But these arguments cannot be applied to India today.
First of all, there is the problem of past actions by the government.
If the government had paid enough to begin with, or if it had made serious advance purchase commitments that allowed the vaccine producers to mobilise necessary investment, then it is possible to imagine more free or subsidised vaccines such as are available in developed economies.
But that ship has now sailed.
The other problem is that it is necessary to develop a remunerative private market in order to supplement the vaccination capacity built up by the government. This is already creaking under the strain.
Private health care must come to the rescue, and it will only do so at scale if it is not a money-losing enterprise.
In other words, a low, standardised, but sufficiently profitable price must be set. This is what has happened.
It is hard to logically maintain that the private producers are price gougers under the current situation.
Serum Institute of India, for example, has put a reasonable amount of its own money into untried vaccines early on, and has not concealed the fact from the beginning that it needs to make a margin on a section of its production if it is to scale up production further.
While it is necessary to ensure that nobody is making a killing from the pandemic, that hardly seems to be the case here.
A significant component of the criticism is likely political, to further the narrative built up in the past years that the government is too close to crony capitalists.
Yet in this case, the political rhetoric may be dangerous for the vaccine effort going forward.
It is reminiscent of the vicious attacks globally on AstraZeneca, the company that conducted the trials for and has licensed the Oxford vaccine.
The company committed to make no profits off the vaccine for the duration of the pandemic, and to manage the scale-up across the developing world.
While this has been slower than hoped, there is no question that the expertise it provides essentially free is essential. Yet this has hurt the company deeply.

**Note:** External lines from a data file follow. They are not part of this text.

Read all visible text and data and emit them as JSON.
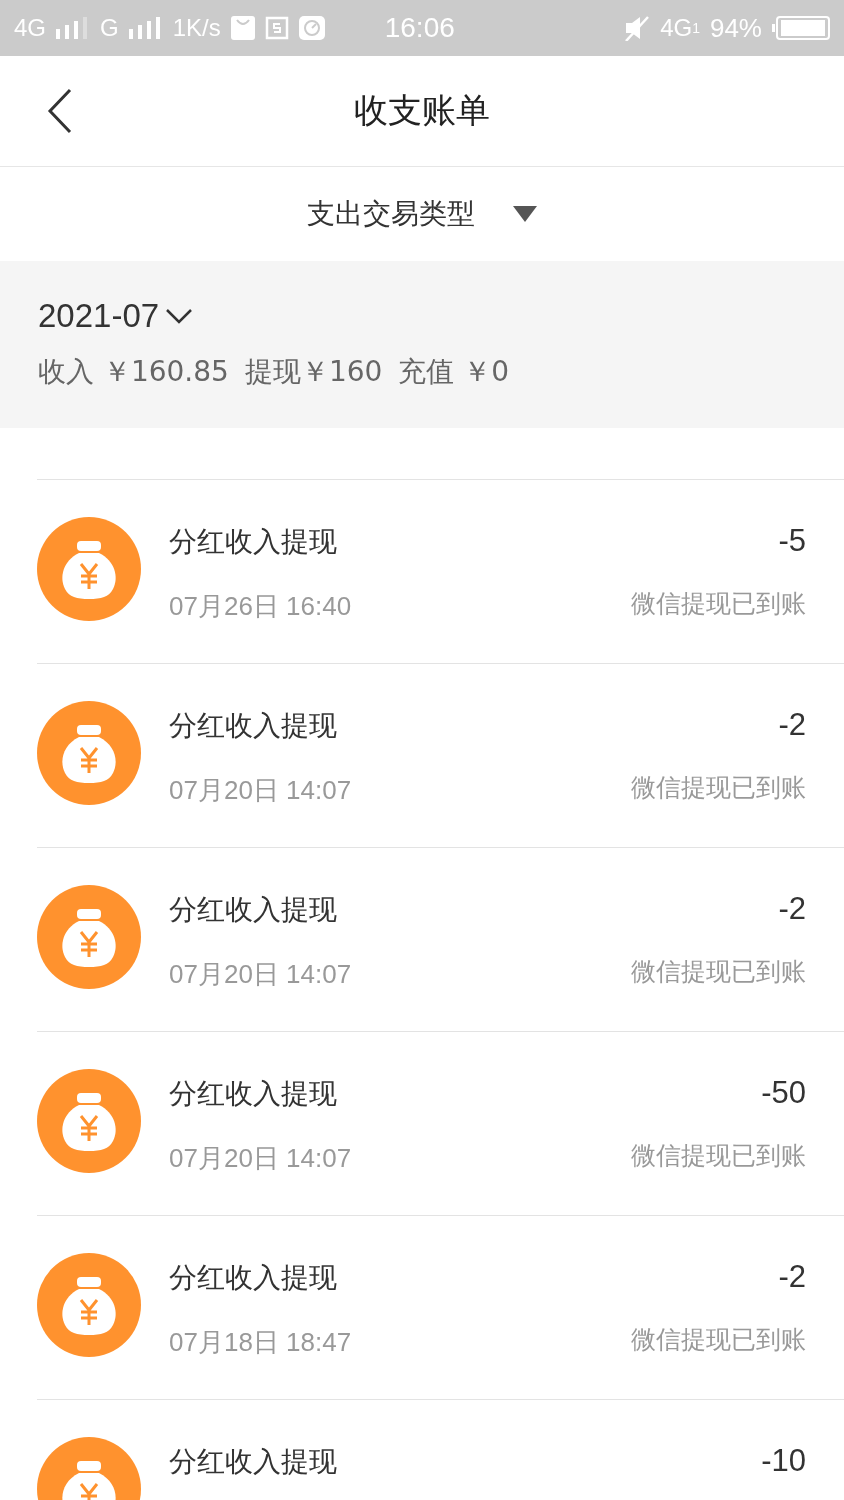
{
  "status_bar": {
    "network_1": "4G",
    "network_2": "G",
    "speed": "1K/s",
    "time": "16:06",
    "network_3": "4G",
    "sim": "1",
    "battery": "94%"
  },
  "header": {
    "title": "收支账单"
  },
  "filter": {
    "label": "支出交易类型"
  },
  "summary": {
    "month": "2021-07",
    "income_label": "收入",
    "income": "￥160.85",
    "withdraw_label": "提现",
    "withdraw": "￥160",
    "recharge_label": "充值",
    "recharge": "￥0"
  },
  "records": [
    {
      "title": "分红收入提现",
      "date": "07月26日 16:40",
      "amount": "-5",
      "status": "微信提现已到账"
    },
    {
      "title": "分红收入提现",
      "date": "07月20日 14:07",
      "amount": "-2",
      "status": "微信提现已到账"
    },
    {
      "title": "分红收入提现",
      "date": "07月20日 14:07",
      "amount": "-2",
      "status": "微信提现已到账"
    },
    {
      "title": "分红收入提现",
      "date": "07月20日 14:07",
      "amount": "-50",
      "status": "微信提现已到账"
    },
    {
      "title": "分红收入提现",
      "date": "07月18日 18:47",
      "amount": "-2",
      "status": "微信提现已到账"
    },
    {
      "title": "分红收入提现",
      "amount": "-10"
    }
  ]
}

As one Bloomberg story reported: 'Many people inside Astra are deeply distressed by the extent of the criticism they've taken while trying to lead the way to a non-profit vaccine that could help end the pandemic. As one executive puts it when asked if they'd do it again: "Not in a million years. All we've had is grief".'
This is a deeply disturbing message to go out when we are still in the middle of a pandemic, and many more companies will need to be enlisted in the fight against COVID-19 across the world.
The private sector is never a sympathetic actor, especially at a time when national and global solidarity is called for.
And it is also true that, in many parts of the world -- though not significantly in India -- public investment in basic research has helped power the race to successful vaccines.
But for scale-up in areas where the State is weak, resource-constrained, or absent, cooperation with the private sector is essential.
This cooperation will not take place if the private sector is bullied, expropriated, or deprived of an expectation of reasonable but nor excessive return.
The government must stand firm in its defence of the market channel for vaccines, and it should also assure additional vaccine producers that it will defend their entry into the market as well.
Criticism of vaccine access should not be directed at the companies making the vaccines, but at the policy makers who failed to take the decisions in time that would have enabled a larger, cheaper roll-out across the nation.
Mihir S Sharma is head of the Economy and Growth Programme at the Observer Research Foundation, New Delhi.